On 22 December 2022 the Cabinet office released an update on the proposed changes to procurement legislation in the UK by e-mail to subscribers of their website.

The update confirmed that the legislation has now passed through the Lords1. Since then update the bill has passed 1st and 2nd readings in the House and now sits at committee stage. Whilst there is still no date set for implementation the update does indicate the bill is likely to be put forward for Royal assent by the spring. A Six month “go live” buffer will still be maintained to allow time for Contracting Authorities to prepare for the change.

On the face of it no significant changes to the proposed draft have been made but of relevance to those procuring insurance and risk management service are:

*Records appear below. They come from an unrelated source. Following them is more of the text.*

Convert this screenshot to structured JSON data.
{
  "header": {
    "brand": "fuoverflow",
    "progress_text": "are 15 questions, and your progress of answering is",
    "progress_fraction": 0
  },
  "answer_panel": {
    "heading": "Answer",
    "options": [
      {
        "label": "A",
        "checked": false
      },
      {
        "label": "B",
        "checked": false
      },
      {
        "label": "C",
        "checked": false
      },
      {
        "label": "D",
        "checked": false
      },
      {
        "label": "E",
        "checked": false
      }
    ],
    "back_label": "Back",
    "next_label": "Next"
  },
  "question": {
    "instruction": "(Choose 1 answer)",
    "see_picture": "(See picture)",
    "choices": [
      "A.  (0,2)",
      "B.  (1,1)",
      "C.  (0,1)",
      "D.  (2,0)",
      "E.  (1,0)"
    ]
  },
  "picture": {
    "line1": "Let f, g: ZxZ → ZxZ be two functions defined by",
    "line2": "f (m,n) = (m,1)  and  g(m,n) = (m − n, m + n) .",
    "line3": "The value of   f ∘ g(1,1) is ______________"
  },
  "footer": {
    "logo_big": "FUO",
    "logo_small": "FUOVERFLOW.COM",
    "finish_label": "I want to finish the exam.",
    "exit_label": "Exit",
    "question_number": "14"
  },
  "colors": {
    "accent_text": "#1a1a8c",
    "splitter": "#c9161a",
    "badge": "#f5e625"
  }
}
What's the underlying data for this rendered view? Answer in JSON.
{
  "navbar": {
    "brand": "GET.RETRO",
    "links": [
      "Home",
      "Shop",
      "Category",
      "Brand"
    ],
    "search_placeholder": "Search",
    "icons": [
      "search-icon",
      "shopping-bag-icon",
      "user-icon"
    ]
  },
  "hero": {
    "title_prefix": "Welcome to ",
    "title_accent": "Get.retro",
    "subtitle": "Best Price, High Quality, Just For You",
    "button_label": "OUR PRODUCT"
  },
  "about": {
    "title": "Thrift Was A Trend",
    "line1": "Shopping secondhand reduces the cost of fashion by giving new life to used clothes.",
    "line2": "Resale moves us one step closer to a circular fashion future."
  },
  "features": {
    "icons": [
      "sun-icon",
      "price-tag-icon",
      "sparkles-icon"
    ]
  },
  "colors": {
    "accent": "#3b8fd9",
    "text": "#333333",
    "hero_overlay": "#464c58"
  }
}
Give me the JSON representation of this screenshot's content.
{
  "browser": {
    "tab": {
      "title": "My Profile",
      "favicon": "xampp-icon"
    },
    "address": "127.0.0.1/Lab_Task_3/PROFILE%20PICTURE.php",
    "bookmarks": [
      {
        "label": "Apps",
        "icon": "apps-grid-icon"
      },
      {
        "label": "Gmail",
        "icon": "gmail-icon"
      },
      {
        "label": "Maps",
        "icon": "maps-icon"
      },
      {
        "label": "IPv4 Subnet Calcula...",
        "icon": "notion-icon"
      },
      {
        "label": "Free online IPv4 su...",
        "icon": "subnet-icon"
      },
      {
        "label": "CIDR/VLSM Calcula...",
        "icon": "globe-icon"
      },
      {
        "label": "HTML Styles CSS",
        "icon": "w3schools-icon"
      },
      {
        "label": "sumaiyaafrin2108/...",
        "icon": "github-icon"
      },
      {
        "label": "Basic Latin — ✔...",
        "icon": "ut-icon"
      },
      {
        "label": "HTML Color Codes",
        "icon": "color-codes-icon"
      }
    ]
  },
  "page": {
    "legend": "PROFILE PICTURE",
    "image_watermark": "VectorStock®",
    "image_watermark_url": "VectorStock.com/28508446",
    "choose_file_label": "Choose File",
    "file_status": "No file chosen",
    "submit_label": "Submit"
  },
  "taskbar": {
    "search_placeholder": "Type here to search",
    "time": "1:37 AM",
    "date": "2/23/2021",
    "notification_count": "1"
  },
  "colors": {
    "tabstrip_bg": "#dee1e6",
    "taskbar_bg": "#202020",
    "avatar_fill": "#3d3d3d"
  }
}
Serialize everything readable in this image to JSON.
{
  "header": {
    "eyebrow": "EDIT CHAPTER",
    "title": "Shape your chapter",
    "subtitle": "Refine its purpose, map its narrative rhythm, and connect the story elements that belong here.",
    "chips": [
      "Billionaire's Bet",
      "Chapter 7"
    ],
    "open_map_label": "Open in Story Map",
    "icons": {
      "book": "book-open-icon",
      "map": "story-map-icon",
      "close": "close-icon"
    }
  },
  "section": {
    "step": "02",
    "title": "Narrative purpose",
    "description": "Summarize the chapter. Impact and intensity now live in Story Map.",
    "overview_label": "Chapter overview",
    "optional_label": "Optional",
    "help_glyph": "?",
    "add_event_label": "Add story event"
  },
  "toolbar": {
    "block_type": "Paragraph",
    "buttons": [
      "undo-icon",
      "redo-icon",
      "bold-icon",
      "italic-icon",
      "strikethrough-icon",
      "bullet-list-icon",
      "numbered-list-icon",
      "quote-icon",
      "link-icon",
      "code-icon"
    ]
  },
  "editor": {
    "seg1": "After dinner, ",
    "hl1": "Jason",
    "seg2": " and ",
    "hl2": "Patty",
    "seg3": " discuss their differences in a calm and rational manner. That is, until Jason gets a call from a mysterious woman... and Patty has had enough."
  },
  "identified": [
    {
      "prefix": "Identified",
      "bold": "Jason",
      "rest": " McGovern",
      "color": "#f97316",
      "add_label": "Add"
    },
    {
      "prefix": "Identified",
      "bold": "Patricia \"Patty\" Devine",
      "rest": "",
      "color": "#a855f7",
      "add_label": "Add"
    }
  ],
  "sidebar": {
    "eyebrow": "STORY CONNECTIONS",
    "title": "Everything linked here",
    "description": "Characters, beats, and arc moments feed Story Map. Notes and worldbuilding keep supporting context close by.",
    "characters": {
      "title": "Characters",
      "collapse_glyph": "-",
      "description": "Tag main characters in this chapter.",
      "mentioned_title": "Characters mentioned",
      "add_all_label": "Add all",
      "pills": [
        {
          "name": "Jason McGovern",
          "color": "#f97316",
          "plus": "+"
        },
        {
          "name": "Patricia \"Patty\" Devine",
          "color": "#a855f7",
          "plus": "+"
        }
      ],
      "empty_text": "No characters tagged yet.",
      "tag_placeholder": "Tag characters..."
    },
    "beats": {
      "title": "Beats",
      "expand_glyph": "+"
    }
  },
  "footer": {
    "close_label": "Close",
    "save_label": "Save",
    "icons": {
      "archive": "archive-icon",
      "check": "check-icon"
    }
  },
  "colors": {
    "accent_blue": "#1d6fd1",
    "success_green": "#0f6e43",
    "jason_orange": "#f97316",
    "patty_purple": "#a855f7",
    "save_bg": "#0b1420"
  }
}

  • A specific duty on contracting authorities to have regard to small and Medium Enterprises (SMEs) now enshrined in the legislation.

    In the context of Insurance procurement this remains largely irrelevant as there are no SME insurers. However, claims handling, Risk management and engineering inspection contracts may need to be consider in light of this change.

  • Provisions to ensure that contracting authorities may not require insurance relating to the performance of the contract to be in place before the award of the contract - SMEs do not need to incur unnecessary bidding costs in taking out insurance cover without the guarantee of winning the contract.

    Whilst this is understandable and may encourage more SME bidders to become involved, it does mean a contract authority may be nearing award when a preferred bidder then advises that they cannot procure the necessary insurance. Whilst guidance on how to manage this risk is likely to follow it would be prudent for contracting authorities to ask for evidence that cover is available (not in place) during the appropriate part of the procedure. A Suggested approach would be to ask bidders to self-certificate that a valid quotation for the required cover is in existence at the time of bidding and is open for the publicised length of the award process.

  • Contracting authorities will now be required to share with all participants a redacted assessment summary of the winning bid only and send the unsuccessful bidders their own summary privately.

    How far will the redaction go? Few if any insurers will be willing for commercially sensitive data to be shared and to avoid unnecessary issues contracting authorities may be asked to agree with the winning bidder what can be shared un-redacted. Some less willing bidders may choose to redact all but their name. Time will tell how this is implemented in reality.

Gallagher will continue to keep you up to date with any further developments of the bill and will be working with clients throughout to ensure a suitable outcome in the market as and when new rules are implemented.


The sole purpose of this article is to provide guidance on the issues covered. This article is not intended to give legal advice, and, accordingly, it should not be relied upon. It should not be regarded as a comprehensive statement of the law and/or market practice in this area. We make no claims as to the completeness or accuracy of the information contained herein or in the links which were live at the date of publication. You should not act upon (or should refrain from acting upon) information in this publication without first seeking specific legal and/or specialist advice. Arthur J. Gallagher Insurance Brokers Limited accepts no liability for any inaccuracy, omission or mistake in this publication, nor will we be responsible for any loss which may be suffered as a result of any person relying on the information contained herein.